    – Switching partners during the exercise
    – Having the developers write the code (based on instructions) even when they weren’t driving
    – Pairing with someone who thought differently to you
    – Learning in pairs
  • Hindered them:
    – Testing framework (the team could pick what they wanted to use)
    – Too little time
    – Inexperience with katas
    – Initial example was not very clear
    – Non developers lacked context

Links

What have you learnt from running katas? Are there any you would particularly recommend?

 

Just for fun: bugs

Posted: July 17, 2014 in Team
Tags:

Love this picture!

Bugs

“Refactoring is like tidying up at home. If every time I come back from a shopping or from a business trip, I sling down my things and don’t put them away, pretty soon my house is a mess. I can’t find anything, I may end up buying new items because I can’t find the ones I know I already have. It becomes more difficult to move around the house – there are piles of stuff everywhere! I may even break something because it’s obscured by other stuff on top of it. 

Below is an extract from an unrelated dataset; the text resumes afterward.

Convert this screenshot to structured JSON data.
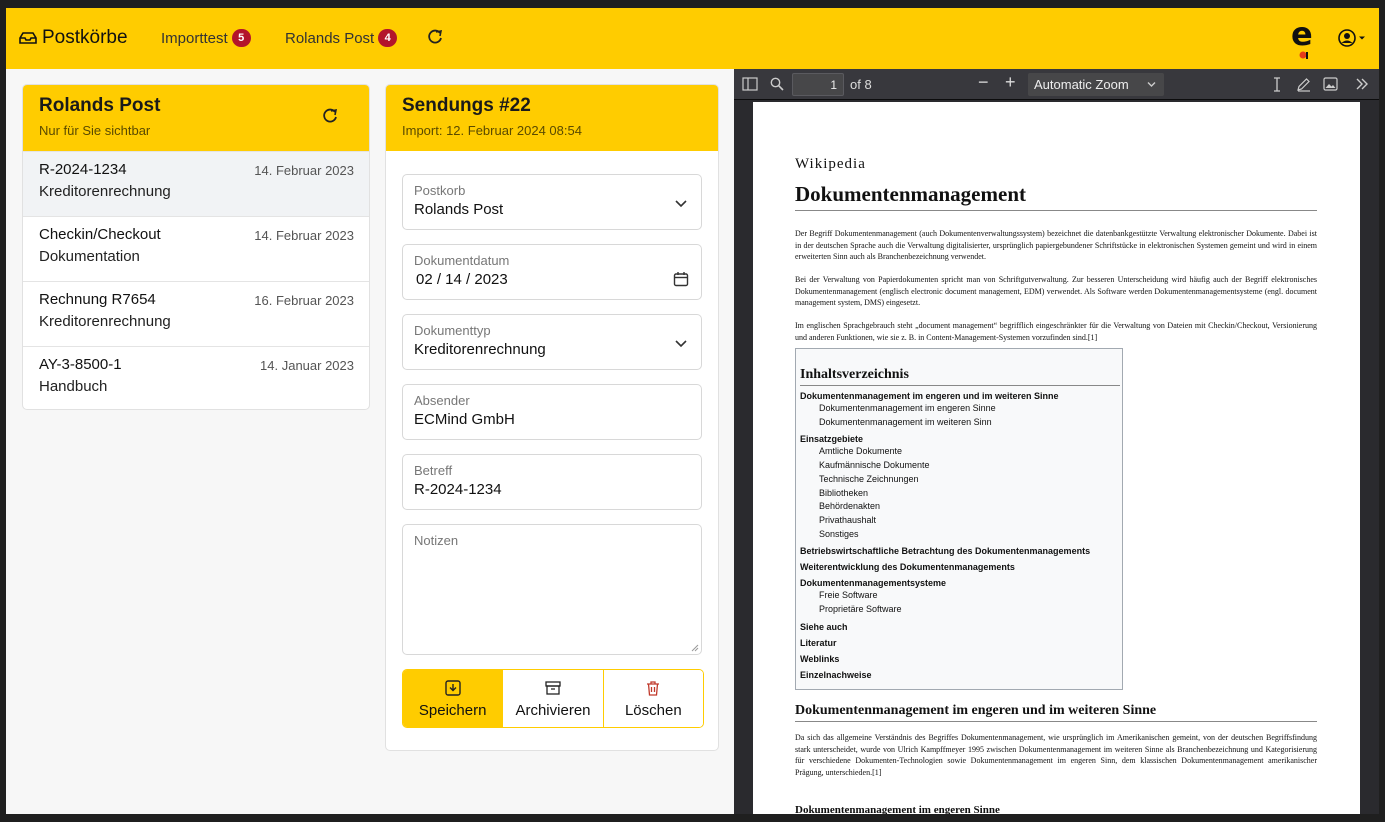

Refactoring is the necessary act of putting code in the right place, where other developers can find it quickly and easily. It’s keeping code organised and decluttered. Developers need to do refactoring, or they can end up with the same code in several places, which takes more effort to maintain. Refactoring is not the aesthetic organisation of the code, such as applying feng shui to your home – it’s basic housekeeping.”

Capture

Agile Coaching – Rachel Davies & Liz Sedley